William “Chris” West and Jason Alexander Oei, co-owners of the Astoria marijuana processor that exploded in October, pleaded guilty today to felony assault in the third degree and misdemeanor reckless endangerment.
The case marks the first criminal prosecution in Oregon of a licensed butane hash oil facility involved in an explosion, Clatsop County District Attorney Josh Marquis said.
West and Oei originally faced felony assault in the second degree, a Measure 11 crime that would have meant a mandatory prison sentence, before reaching a deal with the District Attorney’s Office.
They were sentenced today in Circuit Court to three years of probation after pleading guilty.
“What makes it unusual is that to my knowledge this is the first time, in at least Oregon, and maybe in the United States, in which a legally permitted or licensed marijuana production facility — the people operating it — have been found guilty of a felony for injuries resulting from it,” Marquis said.
Oei and West would serve 20 months in prison if either violate probation. Both men did not have any criminal history before the explosion. Circuit Court Judge Dawn McIntosh said the district attorney’s willingness to not ask for guaranteed prison time, due to the lack of criminal history and because the fire was started accidentally, was unusual.
West, 41, and Oei, 44, owned and operated Higher Level Concentrates, a marijuana processor located in the basement underneath Sweet Relief Natural Medicine on the corner of Industry and Portway Streets in Uniontown. The October blast left West and Jacob Magley, a worker at the facility, with severe burns and the building in ruins.
The reckless endangerment charges stem from the danger caused to emergency personnel working to contain the fire, Marquis said. Secondary explosions occurred as fire personnel attempted to extinguish the blaze.
“This is not about cannabis. This is about a manufacturing process that is very dangerous,” Marquis said. “Nobody believes they intended to do this but that they acted recklessly with a dangerous weapon, in this case butane.”
West, Oei and Magley, who listened to the proceedings over the phone, declined to make statements to the court.
Magley, who spent several weeks recovering in a Portland burn unit, is suing the two men in Multnomah County Circuit Court for premises liability and violations of the Oregon Safe Employment Act. His attorney claims Oei was “dabbing,” inhaling the marijuana smoke from butane hash oil pressed against a heated surface, while West was using butane to remove tetrahydrocannabinol, or THC, from marijuana leaves.
Butane vapors emitted from a cannister can quickly fill an enclosed space, where even a pilot light can cause a fire. Hundreds of previously punctured cannisters that contained butane were found during the fire investigation. The heat from Oei’s dabbing mixed with vapors emitted from the cannisters caused the explosion, Magley’s attorney claims.
The lawsuit is ongoing in Multnomah County after a judge denied a motion to move the case back to Astoria.

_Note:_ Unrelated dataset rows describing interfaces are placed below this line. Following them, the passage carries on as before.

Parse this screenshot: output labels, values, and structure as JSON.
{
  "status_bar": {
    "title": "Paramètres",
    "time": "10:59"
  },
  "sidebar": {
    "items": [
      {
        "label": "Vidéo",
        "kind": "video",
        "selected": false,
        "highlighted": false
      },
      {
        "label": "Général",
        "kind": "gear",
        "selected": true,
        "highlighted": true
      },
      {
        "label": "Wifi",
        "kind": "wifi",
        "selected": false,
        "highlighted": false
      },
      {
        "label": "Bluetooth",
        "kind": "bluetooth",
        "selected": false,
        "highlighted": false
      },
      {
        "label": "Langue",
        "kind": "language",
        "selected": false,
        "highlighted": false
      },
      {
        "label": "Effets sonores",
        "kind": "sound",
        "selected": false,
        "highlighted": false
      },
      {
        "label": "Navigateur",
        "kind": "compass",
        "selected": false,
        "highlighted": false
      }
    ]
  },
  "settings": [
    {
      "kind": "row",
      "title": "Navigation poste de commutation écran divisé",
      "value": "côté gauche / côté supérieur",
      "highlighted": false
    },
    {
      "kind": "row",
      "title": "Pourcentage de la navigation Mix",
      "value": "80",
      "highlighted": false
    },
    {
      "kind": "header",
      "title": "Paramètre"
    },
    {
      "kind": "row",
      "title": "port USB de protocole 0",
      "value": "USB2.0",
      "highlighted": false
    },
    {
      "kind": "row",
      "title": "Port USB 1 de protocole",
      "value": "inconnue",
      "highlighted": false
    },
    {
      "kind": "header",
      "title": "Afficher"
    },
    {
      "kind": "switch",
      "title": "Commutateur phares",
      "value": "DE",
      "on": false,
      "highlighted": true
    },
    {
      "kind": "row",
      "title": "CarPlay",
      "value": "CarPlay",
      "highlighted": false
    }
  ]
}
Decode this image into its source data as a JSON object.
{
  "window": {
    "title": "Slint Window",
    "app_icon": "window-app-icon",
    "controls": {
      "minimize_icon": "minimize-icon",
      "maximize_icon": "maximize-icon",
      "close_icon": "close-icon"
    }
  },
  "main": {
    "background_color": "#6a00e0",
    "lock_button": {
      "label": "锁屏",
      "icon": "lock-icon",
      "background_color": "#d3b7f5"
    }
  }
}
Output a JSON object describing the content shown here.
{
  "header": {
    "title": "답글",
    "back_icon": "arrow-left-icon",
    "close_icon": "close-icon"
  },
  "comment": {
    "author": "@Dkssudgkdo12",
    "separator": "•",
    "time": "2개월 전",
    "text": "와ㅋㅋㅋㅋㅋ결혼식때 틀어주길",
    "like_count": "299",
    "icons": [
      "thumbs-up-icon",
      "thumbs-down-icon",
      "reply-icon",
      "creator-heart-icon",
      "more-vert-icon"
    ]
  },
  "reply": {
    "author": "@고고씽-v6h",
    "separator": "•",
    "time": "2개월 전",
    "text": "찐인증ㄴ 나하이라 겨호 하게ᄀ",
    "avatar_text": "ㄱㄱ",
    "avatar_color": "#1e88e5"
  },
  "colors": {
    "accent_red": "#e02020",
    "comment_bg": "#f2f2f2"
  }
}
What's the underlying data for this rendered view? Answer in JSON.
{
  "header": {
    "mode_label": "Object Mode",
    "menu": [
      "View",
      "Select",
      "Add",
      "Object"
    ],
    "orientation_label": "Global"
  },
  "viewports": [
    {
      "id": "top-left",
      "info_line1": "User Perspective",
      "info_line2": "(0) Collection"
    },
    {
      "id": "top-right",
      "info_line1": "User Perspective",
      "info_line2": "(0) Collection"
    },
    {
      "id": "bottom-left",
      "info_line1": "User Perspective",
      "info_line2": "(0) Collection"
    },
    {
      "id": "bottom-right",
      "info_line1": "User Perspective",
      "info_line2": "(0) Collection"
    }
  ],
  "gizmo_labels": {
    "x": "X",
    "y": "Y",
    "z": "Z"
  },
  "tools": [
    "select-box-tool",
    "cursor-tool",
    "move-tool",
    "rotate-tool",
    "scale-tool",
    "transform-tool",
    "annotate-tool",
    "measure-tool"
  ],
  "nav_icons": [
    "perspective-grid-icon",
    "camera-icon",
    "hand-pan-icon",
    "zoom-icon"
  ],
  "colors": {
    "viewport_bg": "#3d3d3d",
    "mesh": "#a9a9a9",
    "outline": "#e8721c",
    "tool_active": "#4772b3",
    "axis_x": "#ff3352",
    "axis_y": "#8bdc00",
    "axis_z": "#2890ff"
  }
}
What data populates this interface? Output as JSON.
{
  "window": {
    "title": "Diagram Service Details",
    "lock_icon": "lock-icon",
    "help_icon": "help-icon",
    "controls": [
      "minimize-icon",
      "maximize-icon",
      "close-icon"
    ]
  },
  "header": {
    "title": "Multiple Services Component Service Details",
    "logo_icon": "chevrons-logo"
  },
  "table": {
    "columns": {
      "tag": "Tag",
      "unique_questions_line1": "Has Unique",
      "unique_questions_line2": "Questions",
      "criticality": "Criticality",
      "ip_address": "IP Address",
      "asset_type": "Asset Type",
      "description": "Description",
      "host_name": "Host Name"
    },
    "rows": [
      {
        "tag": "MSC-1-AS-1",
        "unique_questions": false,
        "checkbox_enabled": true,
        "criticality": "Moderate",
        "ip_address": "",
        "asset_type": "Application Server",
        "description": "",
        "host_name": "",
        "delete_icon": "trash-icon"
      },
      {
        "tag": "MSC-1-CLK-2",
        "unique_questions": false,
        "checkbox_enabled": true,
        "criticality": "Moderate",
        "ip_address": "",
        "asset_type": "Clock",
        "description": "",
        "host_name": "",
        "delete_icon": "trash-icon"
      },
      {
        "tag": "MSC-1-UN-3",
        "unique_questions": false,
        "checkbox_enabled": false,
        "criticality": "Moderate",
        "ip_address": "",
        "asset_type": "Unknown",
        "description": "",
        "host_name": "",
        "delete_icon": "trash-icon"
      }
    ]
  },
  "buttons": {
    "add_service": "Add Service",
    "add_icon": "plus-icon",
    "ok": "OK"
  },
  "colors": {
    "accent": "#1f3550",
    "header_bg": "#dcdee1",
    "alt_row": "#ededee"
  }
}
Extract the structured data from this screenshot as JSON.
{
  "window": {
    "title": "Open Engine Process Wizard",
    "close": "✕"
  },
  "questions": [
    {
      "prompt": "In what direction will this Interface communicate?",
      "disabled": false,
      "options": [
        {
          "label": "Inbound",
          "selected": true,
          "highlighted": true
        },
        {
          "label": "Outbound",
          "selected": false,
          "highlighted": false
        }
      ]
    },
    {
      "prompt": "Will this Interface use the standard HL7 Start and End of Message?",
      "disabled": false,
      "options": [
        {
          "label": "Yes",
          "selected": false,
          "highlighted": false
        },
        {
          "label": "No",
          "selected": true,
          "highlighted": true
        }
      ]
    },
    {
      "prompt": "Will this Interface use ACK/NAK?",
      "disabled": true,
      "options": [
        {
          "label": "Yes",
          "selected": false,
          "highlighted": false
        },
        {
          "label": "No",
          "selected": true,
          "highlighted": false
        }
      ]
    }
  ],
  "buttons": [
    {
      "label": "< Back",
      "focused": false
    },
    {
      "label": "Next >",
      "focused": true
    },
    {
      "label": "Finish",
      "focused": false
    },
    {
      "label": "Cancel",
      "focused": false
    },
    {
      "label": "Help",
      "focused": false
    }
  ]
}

Marquis has been critical of the Oregon Health Authority for not inspecting licensed marijuana manufacturers, including Higher Level Concentrates. The state Occupational Safety and Health Administration fined the company $5,300 in April for workplace safety violations. Had the same incident occurred in a building in downtown Astoria, it could have started a massive fire similar to the inferno that leveled the city in 1922, Marquis said.
“That’s, frankly, indefensible,” Marquis said of the state’s lack of inspections before the explosion.